Friday, January 17, 2014

This morning, Behind Closed Doors became my eighth consecutive book to make the top-20 of the Kindle crime charts, following Jessica 1-6 and Watched. First, then, a thank you to the readers who continue to buy and read my books. It’s incredibly flattering and has genuinely changed my life.

On top of that, the incredible billboard picture below is currently up at Piccadilly Station in Manchester. It’s HUGE and almost surreal. Thanks to Michelle Saunders on Twitter for the photo and, of course, my publishers for their support. Many authors like myself who’ve had initial self-published success have been completely abandoned by the publishers *not mentioning names* but that could not be further from the truth with Pan.

Anyway…very minor Behind Closed Doors spoilers ahead…

If you’ve read Behind Closed Doors, you’ll know that it’s a little different from the other Jessica books. There are plenty of reasons for this. Firstly, I don’t want to keep doing the same thing. It’d be so easy to essentially write the same book over and over, change a few character names, and hope nobody notices. I try not to be lazy. That doesn’t mean everything I attempt will come off – I know that – but I’d rather try and fail, than write the same thing over and over. It’s not only boring, it takes the piss out of readers, believing they’ll buy any old shite because it has my name on it.

I don’t want to do that.

That might mean a reader doesn’t like something like Watched – or Behind Closed Doors – but at least I’m not insulting people’s intelligence.

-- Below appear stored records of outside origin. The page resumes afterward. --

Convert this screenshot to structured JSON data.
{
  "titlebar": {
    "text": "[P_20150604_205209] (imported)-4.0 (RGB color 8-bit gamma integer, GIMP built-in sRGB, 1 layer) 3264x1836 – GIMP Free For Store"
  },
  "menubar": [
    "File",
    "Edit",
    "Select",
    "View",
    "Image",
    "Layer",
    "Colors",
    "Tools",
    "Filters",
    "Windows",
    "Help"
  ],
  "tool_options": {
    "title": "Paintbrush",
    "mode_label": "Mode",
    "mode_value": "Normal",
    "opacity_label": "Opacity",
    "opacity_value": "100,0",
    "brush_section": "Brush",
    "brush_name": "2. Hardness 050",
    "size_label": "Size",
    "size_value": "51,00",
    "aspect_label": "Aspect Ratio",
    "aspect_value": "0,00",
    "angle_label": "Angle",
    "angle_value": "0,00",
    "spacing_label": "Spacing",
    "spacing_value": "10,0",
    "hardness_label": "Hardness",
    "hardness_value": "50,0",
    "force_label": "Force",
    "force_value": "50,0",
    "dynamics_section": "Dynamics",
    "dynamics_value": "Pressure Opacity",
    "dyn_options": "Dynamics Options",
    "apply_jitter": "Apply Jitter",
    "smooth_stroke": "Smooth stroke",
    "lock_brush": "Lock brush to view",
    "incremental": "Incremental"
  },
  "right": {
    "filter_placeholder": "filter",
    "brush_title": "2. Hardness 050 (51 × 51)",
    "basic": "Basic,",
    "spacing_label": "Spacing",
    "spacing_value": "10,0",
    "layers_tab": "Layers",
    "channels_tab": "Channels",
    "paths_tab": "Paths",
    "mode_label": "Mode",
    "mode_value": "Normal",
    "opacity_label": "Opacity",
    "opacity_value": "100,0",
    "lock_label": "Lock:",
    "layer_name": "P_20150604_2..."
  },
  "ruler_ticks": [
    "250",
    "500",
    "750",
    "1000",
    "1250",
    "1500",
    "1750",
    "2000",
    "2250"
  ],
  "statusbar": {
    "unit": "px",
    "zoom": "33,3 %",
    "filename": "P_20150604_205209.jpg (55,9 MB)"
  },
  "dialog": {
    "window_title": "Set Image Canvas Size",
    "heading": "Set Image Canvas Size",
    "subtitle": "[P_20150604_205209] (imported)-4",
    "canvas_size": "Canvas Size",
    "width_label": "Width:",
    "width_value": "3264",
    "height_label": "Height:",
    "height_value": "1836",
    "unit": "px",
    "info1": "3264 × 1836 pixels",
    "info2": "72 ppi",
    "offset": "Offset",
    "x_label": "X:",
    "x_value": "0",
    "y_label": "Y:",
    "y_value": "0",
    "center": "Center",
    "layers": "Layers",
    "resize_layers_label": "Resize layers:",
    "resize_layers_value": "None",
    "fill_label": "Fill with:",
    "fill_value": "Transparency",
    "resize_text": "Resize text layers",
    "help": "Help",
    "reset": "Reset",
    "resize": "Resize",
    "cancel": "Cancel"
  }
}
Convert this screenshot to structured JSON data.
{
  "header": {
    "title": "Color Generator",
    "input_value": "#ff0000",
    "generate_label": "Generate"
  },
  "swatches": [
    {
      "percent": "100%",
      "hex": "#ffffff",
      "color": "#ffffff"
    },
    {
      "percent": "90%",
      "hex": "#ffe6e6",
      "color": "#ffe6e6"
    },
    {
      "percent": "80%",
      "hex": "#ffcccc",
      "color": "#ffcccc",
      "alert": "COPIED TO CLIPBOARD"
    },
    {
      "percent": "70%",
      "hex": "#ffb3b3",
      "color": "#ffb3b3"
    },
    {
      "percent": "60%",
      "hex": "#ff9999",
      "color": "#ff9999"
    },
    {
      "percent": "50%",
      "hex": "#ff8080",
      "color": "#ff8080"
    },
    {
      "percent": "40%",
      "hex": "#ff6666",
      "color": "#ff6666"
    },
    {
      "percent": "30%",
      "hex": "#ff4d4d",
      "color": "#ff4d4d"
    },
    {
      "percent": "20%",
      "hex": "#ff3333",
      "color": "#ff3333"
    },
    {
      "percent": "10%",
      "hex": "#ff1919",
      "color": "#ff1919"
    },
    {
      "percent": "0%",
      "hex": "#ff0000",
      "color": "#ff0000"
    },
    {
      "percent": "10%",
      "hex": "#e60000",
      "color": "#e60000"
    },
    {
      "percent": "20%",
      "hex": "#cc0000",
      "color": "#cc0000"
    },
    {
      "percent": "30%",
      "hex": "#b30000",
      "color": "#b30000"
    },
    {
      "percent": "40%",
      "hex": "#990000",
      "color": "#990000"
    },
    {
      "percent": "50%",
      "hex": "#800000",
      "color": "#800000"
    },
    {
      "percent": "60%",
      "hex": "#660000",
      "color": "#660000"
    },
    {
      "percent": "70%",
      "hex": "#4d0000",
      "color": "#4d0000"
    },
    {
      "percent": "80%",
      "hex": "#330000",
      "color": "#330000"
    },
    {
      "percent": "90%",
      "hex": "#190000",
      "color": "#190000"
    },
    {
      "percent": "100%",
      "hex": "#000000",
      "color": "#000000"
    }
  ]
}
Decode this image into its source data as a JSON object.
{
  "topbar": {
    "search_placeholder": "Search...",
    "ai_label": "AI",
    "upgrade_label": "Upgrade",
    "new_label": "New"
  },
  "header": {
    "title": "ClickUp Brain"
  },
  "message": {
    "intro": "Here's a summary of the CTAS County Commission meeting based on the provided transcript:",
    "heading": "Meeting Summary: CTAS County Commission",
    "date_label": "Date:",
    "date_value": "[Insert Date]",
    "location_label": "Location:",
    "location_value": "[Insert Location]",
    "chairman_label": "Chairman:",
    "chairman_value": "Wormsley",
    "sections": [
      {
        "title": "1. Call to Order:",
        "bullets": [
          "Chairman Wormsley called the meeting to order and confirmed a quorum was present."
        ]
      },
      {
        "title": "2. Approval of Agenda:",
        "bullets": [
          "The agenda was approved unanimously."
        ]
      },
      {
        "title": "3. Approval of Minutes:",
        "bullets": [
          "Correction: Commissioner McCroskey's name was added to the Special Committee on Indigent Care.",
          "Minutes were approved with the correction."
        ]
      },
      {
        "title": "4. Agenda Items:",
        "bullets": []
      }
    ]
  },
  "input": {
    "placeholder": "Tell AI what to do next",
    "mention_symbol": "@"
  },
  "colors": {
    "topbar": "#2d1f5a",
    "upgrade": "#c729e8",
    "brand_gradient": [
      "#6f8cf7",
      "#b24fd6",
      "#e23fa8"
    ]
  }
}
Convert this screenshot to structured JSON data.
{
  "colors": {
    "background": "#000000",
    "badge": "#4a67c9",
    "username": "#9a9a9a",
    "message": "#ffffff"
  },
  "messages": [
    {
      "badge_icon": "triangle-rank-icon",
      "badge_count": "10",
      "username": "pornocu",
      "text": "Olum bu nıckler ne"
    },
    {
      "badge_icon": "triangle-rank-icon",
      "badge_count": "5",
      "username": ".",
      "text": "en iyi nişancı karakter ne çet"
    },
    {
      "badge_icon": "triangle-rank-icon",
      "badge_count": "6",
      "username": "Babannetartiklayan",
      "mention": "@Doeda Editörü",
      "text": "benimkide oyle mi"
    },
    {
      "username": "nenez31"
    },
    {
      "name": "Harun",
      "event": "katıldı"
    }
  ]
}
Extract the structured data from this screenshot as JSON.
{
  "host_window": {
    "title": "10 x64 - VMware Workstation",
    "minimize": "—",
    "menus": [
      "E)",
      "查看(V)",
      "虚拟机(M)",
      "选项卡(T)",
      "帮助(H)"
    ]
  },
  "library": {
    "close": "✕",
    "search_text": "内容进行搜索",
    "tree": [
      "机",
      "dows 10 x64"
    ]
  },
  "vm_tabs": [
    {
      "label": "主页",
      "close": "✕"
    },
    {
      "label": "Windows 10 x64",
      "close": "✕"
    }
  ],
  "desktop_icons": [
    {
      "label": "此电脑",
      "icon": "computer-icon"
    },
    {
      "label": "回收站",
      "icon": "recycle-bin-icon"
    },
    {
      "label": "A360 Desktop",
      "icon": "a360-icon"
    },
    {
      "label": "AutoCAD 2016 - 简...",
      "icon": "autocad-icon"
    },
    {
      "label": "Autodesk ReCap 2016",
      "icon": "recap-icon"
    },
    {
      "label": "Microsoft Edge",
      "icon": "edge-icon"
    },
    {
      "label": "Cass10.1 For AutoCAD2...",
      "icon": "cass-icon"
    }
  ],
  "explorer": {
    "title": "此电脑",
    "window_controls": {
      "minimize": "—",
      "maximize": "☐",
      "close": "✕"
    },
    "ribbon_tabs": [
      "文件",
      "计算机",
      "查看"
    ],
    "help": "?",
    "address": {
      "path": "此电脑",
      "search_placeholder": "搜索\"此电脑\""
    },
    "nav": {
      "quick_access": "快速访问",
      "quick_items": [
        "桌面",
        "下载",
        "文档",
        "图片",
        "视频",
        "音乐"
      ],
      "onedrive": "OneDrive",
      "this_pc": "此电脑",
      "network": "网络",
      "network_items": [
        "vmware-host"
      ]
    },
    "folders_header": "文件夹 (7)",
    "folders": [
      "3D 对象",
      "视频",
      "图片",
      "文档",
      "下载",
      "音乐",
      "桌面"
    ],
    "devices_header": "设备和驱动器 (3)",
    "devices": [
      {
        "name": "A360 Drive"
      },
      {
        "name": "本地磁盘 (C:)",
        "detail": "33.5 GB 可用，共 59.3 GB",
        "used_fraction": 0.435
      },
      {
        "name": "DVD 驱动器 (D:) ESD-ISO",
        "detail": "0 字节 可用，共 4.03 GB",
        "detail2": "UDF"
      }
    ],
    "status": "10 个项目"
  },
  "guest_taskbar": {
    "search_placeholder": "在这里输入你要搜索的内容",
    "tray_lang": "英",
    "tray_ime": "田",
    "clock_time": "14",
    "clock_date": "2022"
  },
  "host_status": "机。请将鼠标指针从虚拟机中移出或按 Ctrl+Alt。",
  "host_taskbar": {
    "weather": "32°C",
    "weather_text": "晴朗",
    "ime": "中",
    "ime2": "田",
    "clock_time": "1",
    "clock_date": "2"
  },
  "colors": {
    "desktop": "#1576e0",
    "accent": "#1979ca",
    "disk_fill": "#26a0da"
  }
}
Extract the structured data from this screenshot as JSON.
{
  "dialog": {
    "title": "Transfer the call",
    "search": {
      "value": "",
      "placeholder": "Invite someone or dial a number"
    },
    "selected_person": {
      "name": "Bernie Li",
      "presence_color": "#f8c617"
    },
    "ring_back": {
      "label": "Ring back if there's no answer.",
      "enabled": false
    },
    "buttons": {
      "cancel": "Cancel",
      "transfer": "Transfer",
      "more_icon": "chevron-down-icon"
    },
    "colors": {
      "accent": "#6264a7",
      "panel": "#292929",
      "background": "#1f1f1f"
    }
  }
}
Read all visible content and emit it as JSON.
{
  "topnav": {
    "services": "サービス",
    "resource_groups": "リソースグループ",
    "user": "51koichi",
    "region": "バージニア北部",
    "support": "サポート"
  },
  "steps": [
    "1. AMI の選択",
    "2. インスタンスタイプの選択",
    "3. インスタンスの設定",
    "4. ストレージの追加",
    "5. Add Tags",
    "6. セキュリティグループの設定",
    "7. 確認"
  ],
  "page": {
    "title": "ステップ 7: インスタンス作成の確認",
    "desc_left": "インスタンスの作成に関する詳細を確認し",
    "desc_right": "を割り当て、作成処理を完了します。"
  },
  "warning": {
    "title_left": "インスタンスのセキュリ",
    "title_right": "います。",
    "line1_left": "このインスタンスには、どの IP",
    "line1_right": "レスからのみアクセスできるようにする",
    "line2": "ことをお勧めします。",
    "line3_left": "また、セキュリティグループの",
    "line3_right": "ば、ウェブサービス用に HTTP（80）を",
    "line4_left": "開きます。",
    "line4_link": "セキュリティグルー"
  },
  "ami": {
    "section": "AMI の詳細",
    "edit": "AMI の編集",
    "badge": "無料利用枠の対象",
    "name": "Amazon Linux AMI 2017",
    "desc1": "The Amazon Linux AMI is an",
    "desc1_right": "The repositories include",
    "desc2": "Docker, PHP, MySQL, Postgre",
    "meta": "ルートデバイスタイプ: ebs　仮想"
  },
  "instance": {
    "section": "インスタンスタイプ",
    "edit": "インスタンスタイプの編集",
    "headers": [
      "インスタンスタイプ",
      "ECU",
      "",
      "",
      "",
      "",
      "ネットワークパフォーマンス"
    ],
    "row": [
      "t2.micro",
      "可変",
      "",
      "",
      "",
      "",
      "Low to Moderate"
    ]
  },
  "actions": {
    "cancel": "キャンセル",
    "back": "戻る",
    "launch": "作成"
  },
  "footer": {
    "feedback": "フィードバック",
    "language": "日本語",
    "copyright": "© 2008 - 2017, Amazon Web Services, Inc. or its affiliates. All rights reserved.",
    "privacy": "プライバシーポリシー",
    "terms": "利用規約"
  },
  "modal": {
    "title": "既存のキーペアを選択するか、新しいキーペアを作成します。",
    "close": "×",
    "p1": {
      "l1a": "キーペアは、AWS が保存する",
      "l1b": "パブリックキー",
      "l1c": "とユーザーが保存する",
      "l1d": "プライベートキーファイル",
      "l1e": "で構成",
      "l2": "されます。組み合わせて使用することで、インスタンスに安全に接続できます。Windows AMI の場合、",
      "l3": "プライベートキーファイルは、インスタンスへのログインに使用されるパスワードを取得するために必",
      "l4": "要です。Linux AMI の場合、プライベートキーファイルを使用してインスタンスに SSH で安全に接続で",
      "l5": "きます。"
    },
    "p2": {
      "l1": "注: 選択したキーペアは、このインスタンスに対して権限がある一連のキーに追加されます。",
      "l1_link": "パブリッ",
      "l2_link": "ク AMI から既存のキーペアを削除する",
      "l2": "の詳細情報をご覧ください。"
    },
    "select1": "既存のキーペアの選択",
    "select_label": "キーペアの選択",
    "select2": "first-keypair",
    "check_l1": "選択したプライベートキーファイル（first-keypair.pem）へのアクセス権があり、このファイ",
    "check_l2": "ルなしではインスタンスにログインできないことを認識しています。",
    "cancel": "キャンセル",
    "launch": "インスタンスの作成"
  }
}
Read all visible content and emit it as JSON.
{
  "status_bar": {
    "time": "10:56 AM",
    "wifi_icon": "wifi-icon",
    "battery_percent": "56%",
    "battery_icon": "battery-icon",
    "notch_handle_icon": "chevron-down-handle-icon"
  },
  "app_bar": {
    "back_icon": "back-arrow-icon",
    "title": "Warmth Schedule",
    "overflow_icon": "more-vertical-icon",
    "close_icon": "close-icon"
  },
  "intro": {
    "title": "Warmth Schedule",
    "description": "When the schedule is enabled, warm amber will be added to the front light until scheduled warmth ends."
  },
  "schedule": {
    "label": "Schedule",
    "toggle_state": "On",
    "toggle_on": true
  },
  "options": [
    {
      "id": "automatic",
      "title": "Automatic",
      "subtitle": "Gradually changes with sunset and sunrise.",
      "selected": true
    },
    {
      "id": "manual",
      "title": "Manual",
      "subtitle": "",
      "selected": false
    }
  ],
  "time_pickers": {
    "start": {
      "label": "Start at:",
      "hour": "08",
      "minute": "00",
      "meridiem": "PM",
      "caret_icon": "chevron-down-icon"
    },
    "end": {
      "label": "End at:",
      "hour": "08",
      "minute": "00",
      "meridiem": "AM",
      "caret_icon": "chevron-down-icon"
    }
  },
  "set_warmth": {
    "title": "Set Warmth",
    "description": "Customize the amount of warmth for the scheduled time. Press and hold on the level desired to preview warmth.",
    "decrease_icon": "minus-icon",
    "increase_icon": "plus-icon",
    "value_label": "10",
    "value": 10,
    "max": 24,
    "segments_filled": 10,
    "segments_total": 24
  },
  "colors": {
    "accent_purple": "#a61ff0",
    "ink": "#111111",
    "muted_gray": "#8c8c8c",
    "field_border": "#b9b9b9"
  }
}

Behind Closed Doors was an awkward novel to plot. It tells one story that lasts a year, with a second that lasts a week. What it also does – crucially – is allows me to ever so slightly reinvent the character of Jessica. Things ARE different in books eight, nine and beyond because she’s had time away from the job. There are new colleagues, new internal issues where she works. That type of thing is essential in a series to stop everyone from getting bored.

None of that means the events of books 1-7 are forgotten, in fact a few characters from earlier novels return in Crossing The Line, which is coming in the autumn. It’s also not reinventing the wheel. I write about things, places and people that interest me. It does mean – hopefully – that the Jessica books won’t become repetitive. I’d like to think that’s apparent in the subject matter. Broadly, books 1-3 were standard serial killer fare (that’s not completely true but close enough), book 4 was child abduction; 5 was an arsonist; 6 was organised crime; 7 was a cult.

I do try to be different.

Part of that is expanding Jessica’s world. Andrew Hunter, the private investigator from Playing with Fire, has his own series beginning in June. Down Among The Dead Men, out in 2015, is a standalone crime novel in the sense it’s self-contained and needs no knowledge of my other books, but it’s set in Jessica’s world. There are events referenced from the Jessica novels; characters whose names regular readers will recognise; plus people who’ll eventually crossover into the Jessica series.

All of that is possible because of Jessica’s ‘missing year’ that happens through Behind Closed Doors. An awful lot happened in those 12 months and, soon, readers will be able to find out what.

Before all of that, however, it is something COMPLETELY different. My next book is Reckoning, the first in the Silver Blackthorn young adult-fantasy-adventure trilogy. That’s out on May 22. Many more details soon.